If you cease to carry out your business operations, you can cancel your GST registration by submitting an application form to IRAS. You can also deregister your company if you have sold out your entire business or when your sales figures have dropped below SGD1 million. You will only have 30 days from the day of cessation to submit the application form along with other appropriate documents.
Exemption from Registration
If your company sells zero-rated supplies, such as equipment for the disabled, donated goods sold in charity shops, prescription medicines, water services, etc., you can be exempted from GST registration even if your taxable turnover exceeds SGD1 million. However, you must apply for the same through IRAS in order to free your business from quarterly GST filing.
Your business is liable for exemption only if your input tax exceeds your output tax, and if over 90% of your total taxable supplies are zero-rated.
Charging and Collection of GST
After registering your company for GST, it is upon you to ensure all your goods and services reflect the charge at the prevailing rate, which is currently 7% in Singapore. Singapore Customs collects this extra charge as output tax through the IRAS.
Remember, no other Singapore company is allowed to collect GST tax from any business entity.
Filing GST Returns for your Business
All GST registered companies must file GST F5 returns on a quarterly basis to the IRAS. Currently, the return is done electronically and must indicate the following:
- Total value of your local sales
- Exports and purchases from GST registered entities
- The GST collected and GST claimed for that accounting period.
If you incurred zero tax during an accounting period, you must submit a ‘nil’ return. GST refunds are usually made within 30 days from the date of receipt of the return. The due date for returns submission and tax payment is 30 days once the accounting period ends after which penalties are levied.
Due to the timing of tax filing in Singapore, you can avoid hefty penalties by contacting Tianlong Services Pte Ltd.
Historical GST Rates
Over time, GST rates have changed as below.
- 1 Apr 1994 to 31 Dec 2002 – 3%
- 1 Jan 2003 to 31 Dec 2003 – 4%
- 1 Jan 2004 to 30 Jun 2007 – 5%
- 1 Jul 2007 to Date – 7%
- Between 2021-2025 – 9% (Proposed)
As announced in Budget 2007, the increase in rates was complemented with an offset package. All adult Singaporeans got GST Credits of $800 to $1,250 in a span of 4 years to help them cope with the effect of the GST increase. The bottom line was that those with lesser income or lower standards of living received more GST Credits.
In Budget 2009, the Government announced the distribution of additional GST Credits amounting to $250 in March 2009 to help households cope with their cash-flow problems arising from reduced incomes and unemployment.
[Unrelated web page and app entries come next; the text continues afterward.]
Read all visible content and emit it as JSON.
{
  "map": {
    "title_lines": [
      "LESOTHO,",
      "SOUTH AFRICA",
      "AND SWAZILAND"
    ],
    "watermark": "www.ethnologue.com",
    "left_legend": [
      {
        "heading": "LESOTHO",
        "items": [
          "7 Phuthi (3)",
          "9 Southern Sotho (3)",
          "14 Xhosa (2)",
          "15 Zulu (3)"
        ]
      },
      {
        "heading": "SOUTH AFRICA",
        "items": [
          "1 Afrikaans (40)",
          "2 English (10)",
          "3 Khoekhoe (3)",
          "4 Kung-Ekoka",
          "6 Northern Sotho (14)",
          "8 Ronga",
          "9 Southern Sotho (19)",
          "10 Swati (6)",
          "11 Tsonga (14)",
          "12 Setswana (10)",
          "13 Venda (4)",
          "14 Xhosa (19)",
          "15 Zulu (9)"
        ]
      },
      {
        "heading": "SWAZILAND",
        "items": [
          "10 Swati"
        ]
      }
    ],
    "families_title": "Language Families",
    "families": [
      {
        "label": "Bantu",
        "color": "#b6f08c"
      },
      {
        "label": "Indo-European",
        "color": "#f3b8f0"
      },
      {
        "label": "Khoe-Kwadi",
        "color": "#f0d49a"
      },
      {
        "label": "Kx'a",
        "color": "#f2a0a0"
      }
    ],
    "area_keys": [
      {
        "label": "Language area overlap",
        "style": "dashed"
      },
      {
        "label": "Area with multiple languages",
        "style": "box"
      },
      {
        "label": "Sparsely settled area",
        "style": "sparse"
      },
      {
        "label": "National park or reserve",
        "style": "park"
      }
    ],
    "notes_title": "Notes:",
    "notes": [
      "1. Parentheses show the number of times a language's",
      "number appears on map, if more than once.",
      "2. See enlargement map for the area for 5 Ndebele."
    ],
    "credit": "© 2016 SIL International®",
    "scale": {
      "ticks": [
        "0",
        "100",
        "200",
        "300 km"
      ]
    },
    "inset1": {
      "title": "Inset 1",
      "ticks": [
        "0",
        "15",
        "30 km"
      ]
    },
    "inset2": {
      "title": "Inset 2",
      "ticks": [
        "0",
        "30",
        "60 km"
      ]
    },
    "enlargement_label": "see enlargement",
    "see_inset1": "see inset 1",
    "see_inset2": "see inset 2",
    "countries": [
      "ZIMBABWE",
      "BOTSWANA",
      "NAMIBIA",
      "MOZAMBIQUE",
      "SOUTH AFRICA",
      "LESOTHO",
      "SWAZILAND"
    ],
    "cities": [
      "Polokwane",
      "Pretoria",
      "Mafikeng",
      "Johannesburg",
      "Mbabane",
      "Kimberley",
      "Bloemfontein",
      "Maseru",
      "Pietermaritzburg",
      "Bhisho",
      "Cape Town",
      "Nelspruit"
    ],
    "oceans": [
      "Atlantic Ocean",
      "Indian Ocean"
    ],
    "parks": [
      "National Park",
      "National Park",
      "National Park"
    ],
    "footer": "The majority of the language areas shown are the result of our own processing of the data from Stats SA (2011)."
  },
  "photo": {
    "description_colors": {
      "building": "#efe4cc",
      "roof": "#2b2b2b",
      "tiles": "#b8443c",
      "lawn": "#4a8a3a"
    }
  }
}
In Budget 2018, the Government announced a projected increase of GST from 7% to 9% between the year 2021 and 2025. The government argues that it resulted from increased spending on health care, infrastructure and security, which are expected to increase further in the future.
GST/VAT Rates in Singapore and Selected Asian Nations
Even with the proposed increase in GST, Singapore still has one of the lowest GST rates in Asia as shown below.
- China – 17%
- New Zealand – 15%
- Philippines – 12%
- Australia, Indonesia, South Korea, & Vietnam – 10%
- Japan – 8%
- Thailand – 7% (Up to September 2018)
- Singapore – 7%
- Malaysia – 6%
- Myanmar – 5%
- Taiwan – 5%
If you are a business owner in Singapore, the best advice we can give you at Tianlong is to avoid moving your operations to countries with high taxes.
Need your GST filed? Contact us to have your GST filed.